    It is good to tell the truth to the people that they are insecure, rather than telling a lie that could cost their fortune.
  • This is amazing only 7 talkbacks so far!!!

    If this had been a flaw in IE8, good lord, i am sure to have seen atleast 500 messages spewing blood and hatred onto Microsoft. Now that peoples beloved Google's software has security issues, not many people are ready to talkback about it, lest accept it!
    • .......

      Probably because there aren't many people in the world who can be bothered using chrome.
      Scarface Claw
    • Maybe because...

      ...ZDNet had some problems earlier today.

      I couldn't log in to save my life, not with IE, nor FireFox it's a safe bet it wasn't a browser issue. ZDNet wouldn't even let me create a new user ID.

      Given the lack of posts here and elsewhere, it's likely to be a problem on their end, which has since been rectified...
    • You have to differentiate OS's

      Everything is a problem with MS. Period.

      The open source programs like OpenOffice and Firefox are written up like they have flaws. They have flaws alright - like trying to protect Windows quriks.

      If you use Linux, there really isn't any concern for security when using OpenOffice or Firefox. It's a non-issue. Unfortunately, trying to get a program to work with Windows and be secure isn't easy.

      Chrome is no different. I prefer it for everyday use, but will also use it on Linux when it becomes available. It's faster than anything else.
    • Maybe because

      It was actually fixed as soon as it was discovered, rather then left in for months like the numerous IE exploits (which actually allow arbitrary code execution on the OS)..
  • RE: Google plugs ?high-risk? holes in Chrome browser

    " ... we considered this ..." is in the past tense. So, may I assume you will mail to ZDNET Security team in the future?? What made you change your mind?
  • Google

    Here's my main issue.

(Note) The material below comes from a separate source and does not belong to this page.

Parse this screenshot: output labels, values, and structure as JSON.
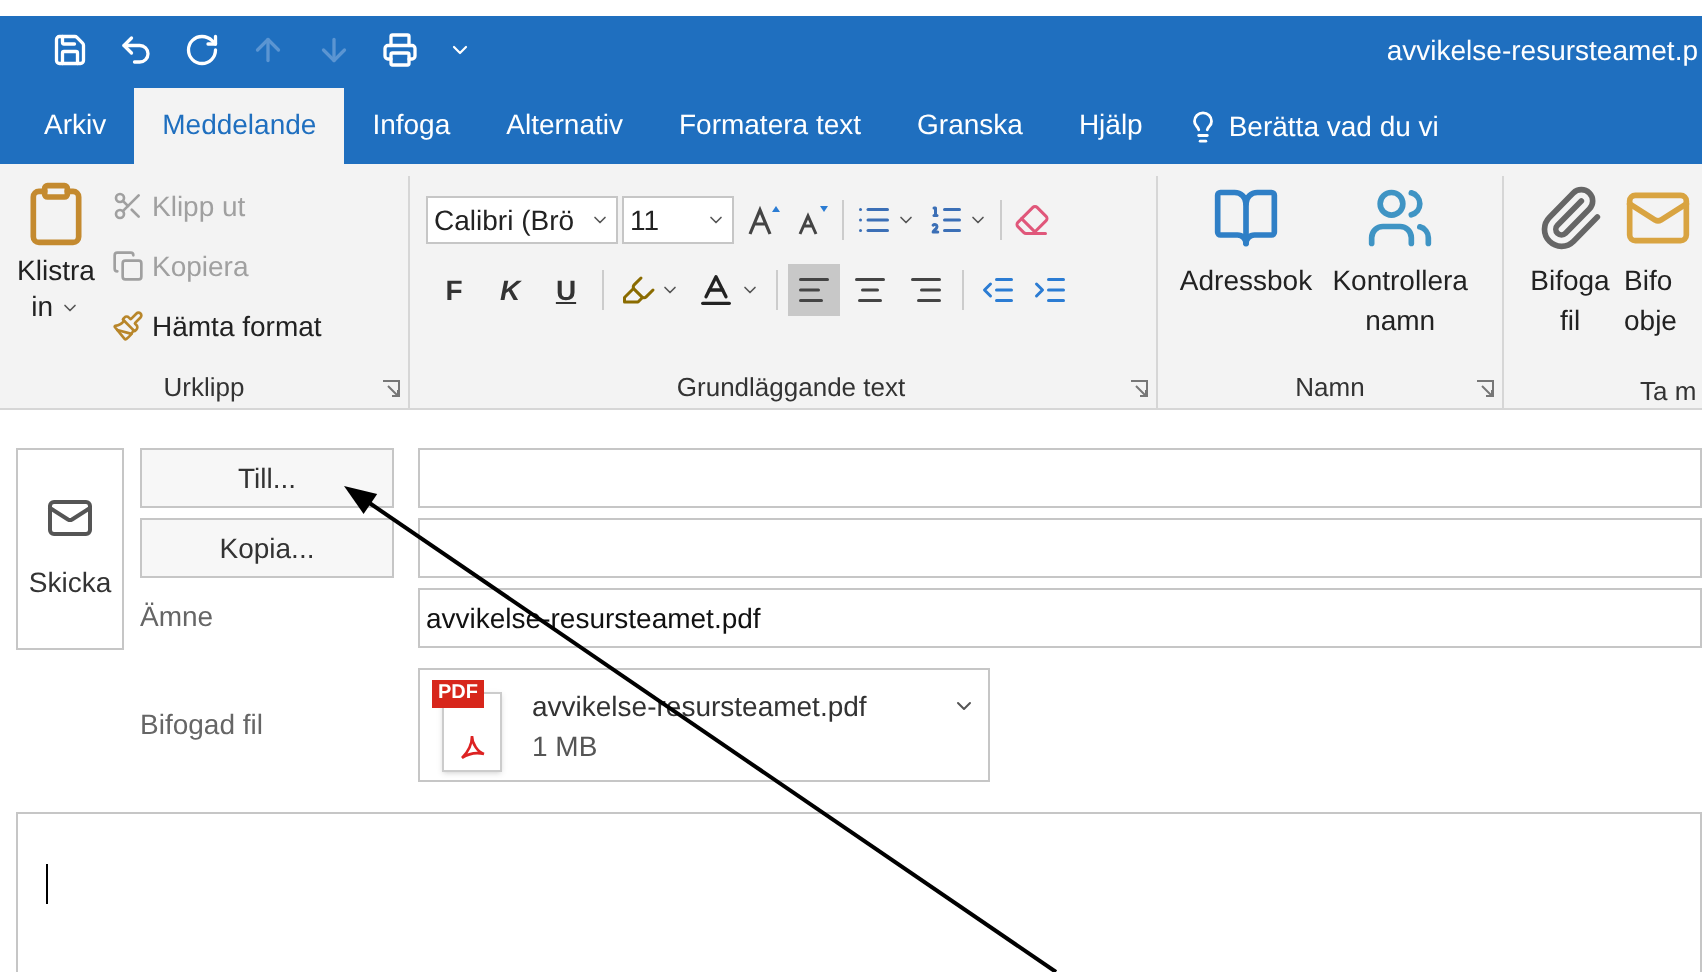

I don't mind adding this and that to my computer to provide higher levels of digital security. But with Google laying off and the grid in parts shutting down and leaving information and technology gaps everywhere, how can I be sure that my technology is still safe?

    I'm wondering if you wouldn't mind writing a speculative article on that kind of subject. The real issues that we are thinking about. We know about the technology. We just want to know if it will continue to work for us.

    I was looking through http://www.justaskgemalto. I found it educational certainly but wondering about your professional perspective.
    Andrew Merrick